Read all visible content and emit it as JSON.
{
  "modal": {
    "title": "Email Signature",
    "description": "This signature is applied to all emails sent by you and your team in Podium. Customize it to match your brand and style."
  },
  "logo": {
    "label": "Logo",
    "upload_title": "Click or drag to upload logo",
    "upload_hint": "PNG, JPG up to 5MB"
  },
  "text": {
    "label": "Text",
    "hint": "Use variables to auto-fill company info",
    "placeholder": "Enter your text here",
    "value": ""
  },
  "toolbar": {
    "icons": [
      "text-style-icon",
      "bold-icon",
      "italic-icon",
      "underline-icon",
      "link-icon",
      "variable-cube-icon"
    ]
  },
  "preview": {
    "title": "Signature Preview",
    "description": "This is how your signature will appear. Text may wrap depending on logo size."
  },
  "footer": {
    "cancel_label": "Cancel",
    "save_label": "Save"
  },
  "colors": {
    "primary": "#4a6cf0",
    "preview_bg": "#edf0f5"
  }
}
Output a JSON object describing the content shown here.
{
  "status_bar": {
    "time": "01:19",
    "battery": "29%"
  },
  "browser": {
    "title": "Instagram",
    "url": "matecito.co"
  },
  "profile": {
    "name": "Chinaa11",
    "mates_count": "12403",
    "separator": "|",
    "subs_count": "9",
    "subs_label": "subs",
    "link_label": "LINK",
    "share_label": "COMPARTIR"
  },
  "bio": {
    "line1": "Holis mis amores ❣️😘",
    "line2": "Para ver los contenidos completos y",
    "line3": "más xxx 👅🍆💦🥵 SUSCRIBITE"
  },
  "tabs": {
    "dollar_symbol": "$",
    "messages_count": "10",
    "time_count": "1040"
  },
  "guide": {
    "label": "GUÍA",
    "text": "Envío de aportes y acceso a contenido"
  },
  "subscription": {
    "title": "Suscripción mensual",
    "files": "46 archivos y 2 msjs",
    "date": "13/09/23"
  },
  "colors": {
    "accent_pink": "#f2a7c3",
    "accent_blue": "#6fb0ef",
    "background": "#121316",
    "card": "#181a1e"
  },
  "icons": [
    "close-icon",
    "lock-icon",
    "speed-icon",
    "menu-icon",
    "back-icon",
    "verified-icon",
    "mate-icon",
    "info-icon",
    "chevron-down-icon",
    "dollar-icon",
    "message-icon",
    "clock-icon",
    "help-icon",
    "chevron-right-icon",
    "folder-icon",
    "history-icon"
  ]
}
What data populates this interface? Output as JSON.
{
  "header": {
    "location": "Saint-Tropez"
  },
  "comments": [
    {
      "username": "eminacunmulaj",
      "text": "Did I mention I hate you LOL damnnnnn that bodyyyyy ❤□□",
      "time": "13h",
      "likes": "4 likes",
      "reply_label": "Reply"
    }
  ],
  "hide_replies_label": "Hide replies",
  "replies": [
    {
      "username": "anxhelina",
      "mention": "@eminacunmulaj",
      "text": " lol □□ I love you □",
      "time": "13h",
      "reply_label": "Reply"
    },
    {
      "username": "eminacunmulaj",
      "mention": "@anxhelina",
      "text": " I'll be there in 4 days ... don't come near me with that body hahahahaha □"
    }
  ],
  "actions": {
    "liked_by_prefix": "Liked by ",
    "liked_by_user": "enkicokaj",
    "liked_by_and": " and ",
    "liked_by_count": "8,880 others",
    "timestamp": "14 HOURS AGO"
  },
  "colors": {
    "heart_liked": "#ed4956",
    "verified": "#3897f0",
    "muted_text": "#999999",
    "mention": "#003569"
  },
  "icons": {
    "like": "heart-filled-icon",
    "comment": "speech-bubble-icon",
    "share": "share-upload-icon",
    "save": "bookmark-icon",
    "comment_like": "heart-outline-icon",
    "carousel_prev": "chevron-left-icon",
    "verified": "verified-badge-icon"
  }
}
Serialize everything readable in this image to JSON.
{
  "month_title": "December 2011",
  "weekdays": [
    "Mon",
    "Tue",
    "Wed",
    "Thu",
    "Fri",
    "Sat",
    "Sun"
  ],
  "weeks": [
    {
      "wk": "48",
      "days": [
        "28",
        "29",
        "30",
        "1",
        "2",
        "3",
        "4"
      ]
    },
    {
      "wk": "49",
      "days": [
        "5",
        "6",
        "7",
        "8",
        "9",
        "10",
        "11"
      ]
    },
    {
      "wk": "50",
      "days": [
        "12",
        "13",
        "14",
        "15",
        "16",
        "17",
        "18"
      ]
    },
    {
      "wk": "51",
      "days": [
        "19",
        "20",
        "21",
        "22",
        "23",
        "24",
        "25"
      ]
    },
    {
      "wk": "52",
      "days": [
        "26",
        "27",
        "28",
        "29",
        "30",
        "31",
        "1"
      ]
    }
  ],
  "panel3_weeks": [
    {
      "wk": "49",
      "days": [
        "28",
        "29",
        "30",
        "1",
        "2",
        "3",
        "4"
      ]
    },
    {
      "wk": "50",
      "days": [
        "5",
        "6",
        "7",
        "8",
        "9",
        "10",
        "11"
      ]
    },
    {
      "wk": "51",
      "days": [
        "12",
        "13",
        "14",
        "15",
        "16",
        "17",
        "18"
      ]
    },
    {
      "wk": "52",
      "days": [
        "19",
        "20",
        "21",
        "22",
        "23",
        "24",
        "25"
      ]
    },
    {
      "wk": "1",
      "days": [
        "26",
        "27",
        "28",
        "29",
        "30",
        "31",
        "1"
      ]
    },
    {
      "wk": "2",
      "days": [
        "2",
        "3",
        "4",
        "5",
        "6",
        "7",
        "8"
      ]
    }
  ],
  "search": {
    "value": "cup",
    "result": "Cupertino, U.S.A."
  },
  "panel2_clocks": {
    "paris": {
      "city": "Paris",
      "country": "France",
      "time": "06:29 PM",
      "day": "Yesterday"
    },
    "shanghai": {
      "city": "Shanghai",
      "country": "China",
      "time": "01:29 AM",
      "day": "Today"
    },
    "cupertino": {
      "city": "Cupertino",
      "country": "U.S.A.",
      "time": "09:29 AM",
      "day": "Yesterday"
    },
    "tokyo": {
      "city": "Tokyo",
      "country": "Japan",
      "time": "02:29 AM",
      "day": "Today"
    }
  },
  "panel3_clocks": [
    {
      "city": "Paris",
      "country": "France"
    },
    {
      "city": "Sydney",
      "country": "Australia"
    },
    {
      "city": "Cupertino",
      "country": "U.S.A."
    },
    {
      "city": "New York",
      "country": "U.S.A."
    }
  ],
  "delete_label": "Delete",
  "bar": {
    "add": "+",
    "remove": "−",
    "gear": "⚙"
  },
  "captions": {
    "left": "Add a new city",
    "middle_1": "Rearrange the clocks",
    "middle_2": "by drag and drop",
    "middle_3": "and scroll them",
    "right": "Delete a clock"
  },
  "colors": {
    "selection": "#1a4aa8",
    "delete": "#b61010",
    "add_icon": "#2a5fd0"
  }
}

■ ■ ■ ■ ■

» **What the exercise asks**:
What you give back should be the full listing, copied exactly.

» **Response to this exercise**:
Read all visible content and emit it as JSON.
{
  "modal": {
    "title": "Email Signature",
    "description": "This signature is applied to all emails sent by you and your team in Podium. Customize it to match your brand and style."
  },
  "logo": {
    "label": "Logo",
    "upload_title": "Click or drag to upload logo",
    "upload_hint": "PNG, JPG up to 5MB"
  },
  "text": {
    "label": "Text",
    "hint": "Use variables to auto-fill company info",
    "placeholder": "Enter your text here",
    "value": ""
  },
  "toolbar": {
    "icons": [
      "text-style-icon",
      "bold-icon",
      "italic-icon",
      "underline-icon",
      "link-icon",
      "variable-cube-icon"
    ]
  },
  "preview": {
    "title": "Signature Preview",
    "description": "This is how your signature will appear. Text may wrap depending on logo size."
  },
  "footer": {
    "cancel_label": "Cancel",
    "save_label": "Save"
  },
  "colors": {
    "primary": "#4a6cf0",
    "preview_bg": "#edf0f5"
  }
}
Output a JSON object describing the content shown here.
{
  "status_bar": {
    "time": "01:19",
    "battery": "29%"
  },
  "browser": {
    "title": "Instagram",
    "url": "matecito.co"
  },
  "profile": {
    "name": "Chinaa11",
    "mates_count": "12403",
    "separator": "|",
    "subs_count": "9",
    "subs_label": "subs",
    "link_label": "LINK",
    "share_label": "COMPARTIR"
  },
  "bio": {
    "line1": "Holis mis amores ❣️😘",
    "line2": "Para ver los contenidos completos y",
    "line3": "más xxx 👅🍆💦🥵 SUSCRIBITE"
  },
  "tabs": {
    "dollar_symbol": "$",
    "messages_count": "10",
    "time_count": "1040"
  },
  "guide": {
    "label": "GUÍA",
    "text": "Envío de aportes y acceso a contenido"
  },
  "subscription": {
    "title": "Suscripción mensual",
    "files": "46 archivos y 2 msjs",
    "date": "13/09/23"
  },
  "colors": {
    "accent_pink": "#f2a7c3",
    "accent_blue": "#6fb0ef",
    "background": "#121316",
    "card": "#181a1e"
  },
  "icons": [
    "close-icon",
    "lock-icon",
    "speed-icon",
    "menu-icon",
    "back-icon",
    "verified-icon",
    "mate-icon",
    "info-icon",
    "chevron-down-icon",
    "dollar-icon",
    "message-icon",
    "clock-icon",
    "help-icon",
    "chevron-right-icon",
    "folder-icon",
    "history-icon"
  ]
}
What data populates this interface? Output as JSON.
{
  "header": {
    "location": "Saint-Tropez"
  },
  "comments": [
    {
      "username": "eminacunmulaj",
      "text": "Did I mention I hate you LOL damnnnnn that bodyyyyy ❤□□",
      "time": "13h",
      "likes": "4 likes",
      "reply_label": "Reply"
    }
  ],
  "hide_replies_label": "Hide replies",
  "replies": [
    {
      "username": "anxhelina",
      "mention": "@eminacunmulaj",
      "text": " lol □□ I love you □",
      "time": "13h",
      "reply_label": "Reply"
    },
    {
      "username": "eminacunmulaj",
      "mention": "@anxhelina",
      "text": " I'll be there in 4 days ... don't come near me with that body hahahahaha □"
    }
  ],
  "actions": {
    "liked_by_prefix": "Liked by ",
    "liked_by_user": "enkicokaj",
    "liked_by_and": " and ",
    "liked_by_count": "8,880 others",
    "timestamp": "14 HOURS AGO"
  },
  "colors": {
    "heart_liked": "#ed4956",
    "verified": "#3897f0",
    "muted_text": "#999999",
    "mention": "#003569"
  },
  "icons": {
    "like": "heart-filled-icon",
    "comment": "speech-bubble-icon",
    "share": "share-upload-icon",
    "save": "bookmark-icon",
    "comment_like": "heart-outline-icon",
    "carousel_prev": "chevron-left-icon",
    "verified": "verified-badge-icon"
  }
}
Serialize everything readable in this image to JSON.
{
  "month_title": "December 2011",
  "weekdays": [
    "Mon",
    "Tue",
    "Wed",
    "Thu",
    "Fri",
    "Sat",
    "Sun"
  ],
  "weeks": [
    {
      "wk": "48",
      "days": [
        "28",
        "29",
        "30",
        "1",
        "2",
        "3",
        "4"
      ]
    },
    {
      "wk": "49",
      "days": [
        "5",
        "6",
        "7",
        "8",
        "9",
        "10",
        "11"
      ]
    },
    {
      "wk": "50",
      "days": [
        "12",
        "13",
        "14",
        "15",
        "16",
        "17",
        "18"
      ]
    },
    {
      "wk": "51",
      "days": [
        "19",
        "20",
        "21",
        "22",
        "23",
        "24",
        "25"
      ]
    },
    {
      "wk": "52",
      "days": [
        "26",
        "27",
        "28",
        "29",
        "30",
        "31",
        "1"
      ]
    }
  ],
  "panel3_weeks": [
    {
      "wk": "49",
      "days": [
        "28",
        "29",
        "30",
        "1",
        "2",
        "3",
        "4"
      ]
    },
    {
      "wk": "50",
      "days": [
        "5",
        "6",
        "7",
        "8",
        "9",
        "10",
        "11"
      ]
    },
    {
      "wk": "51",
      "days": [
        "12",
        "13",
        "14",
        "15",
        "16",
        "17",
        "18"
      ]
    },
    {
      "wk": "52",
      "days": [
        "19",
        "20",
        "21",
        "22",
        "23",
        "24",
        "25"
      ]
    },
    {
      "wk": "1",
      "days": [
        "26",
        "27",
        "28",
        "29",
        "30",
        "31",
        "1"
      ]
    },
    {
      "wk": "2",
      "days": [
        "2",
        "3",
        "4",
        "5",
        "6",
        "7",
        "8"
      ]
    }
  ],
  "search": {
    "value": "cup",
    "result": "Cupertino, U.S.A."
  },
  "panel2_clocks": {
    "paris": {
      "city": "Paris",
      "country": "France",
      "time": "06:29 PM",
      "day": "Yesterday"
    },
    "shanghai": {
      "city": "Shanghai",
      "country": "China",
      "time": "01:29 AM",
      "day": "Today"
    },
    "cupertino": {
      "city": "Cupertino",
      "country": "U.S.A.",
      "time": "09:29 AM",
      "day": "Yesterday"
    },
    "tokyo": {
      "city": "Tokyo",
      "country": "Japan",
      "time": "02:29 AM",
      "day": "Today"
    }
  },
  "panel3_clocks": [
    {
      "city": "Paris",
      "country": "France"
    },
    {
      "city": "Sydney",
      "country": "Australia"
    },
    {
      "city": "Cupertino",
      "country": "U.S.A."
    },
    {
      "city": "New York",
      "country": "U.S.A."
    }
  ],
  "delete_label": "Delete",
  "bar": {
    "add": "+",
    "remove": "−",
    "gear": "⚙"
  },
  "captions": {
    "left": "Add a new city",
    "middle_1": "Rearrange the clocks",
    "middle_2": "by drag and drop",
    "middle_3": "and scroll them",
    "right": "Delete a clock"
  },
  "colors": {
    "selection": "#1a4aa8",
    "delete": "#b61010",
    "add_icon": "#2a5fd0"
  }
}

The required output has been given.